Despite HMRC's vocal protestations that the decision does not represent a change in its practice, the ruling is open to serious criticism. This is not the place to debate the flaws in depth - it is understood that an appeal is intended.
So what is the point of this? Where does it leave us? And what lessons are to be learnt? There will clearly be immediate consequences for certain classes of internationally mobile and globally wealthy clients: playing with tax fire can lead to unpleasant burns - sometimes in unexpected places - and individual tax planning strategies may need to be reviewed accordingly.
In particular, it would be prudent for individuals previously hoping to rely on IR20 to begin a comparative night count. The impact is big. Love it or loathe it, it must not be underestimated and long-term tactics may need to be revisited and revised. But the case is symptomatic of wider developments.
It is a trite half-truism, frequently trotted out by commercial and private client lawyers alike, that 'the tax tail should not wag the dog'. In some cases this is patently obvious - you would not advise an elderly client to give away assets that they urgently need, simply in order to save a little inheritance tax. But the reality of international wealth is such that sometimes people will be quite prepared to alter their behaviour precisely in order to mitigate exposure to tax. Change the way you tax people and you change the way they behave.

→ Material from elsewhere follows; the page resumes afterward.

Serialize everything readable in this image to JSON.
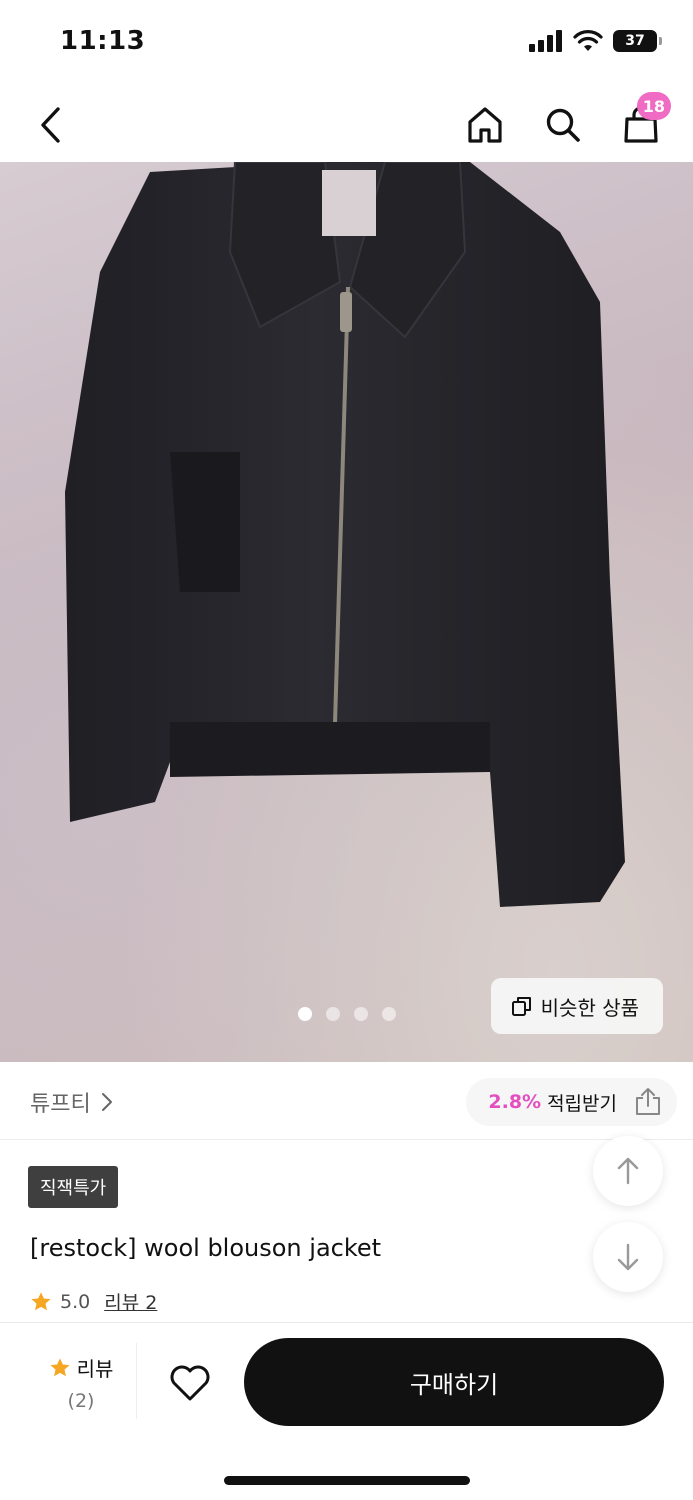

There is plenty more in the pipeline, from a rumoured tax amnesty to changes in money laundering law courtesy of the third European Commission Directive, that threaten private banking and the UK trust industry. And quite aside from these anticipated developments, the Treasury has demonstrated its ability to spring nasty surprises on a fertile growth industry without warning. Gaines-Cooper was caught out by a 'Cinderella ruling', and the pantomime looks set to continue.
Clare Maurice is head of private client at Allen & Overy. She was assisted with this article by associates Ed Powles and Catherine Grum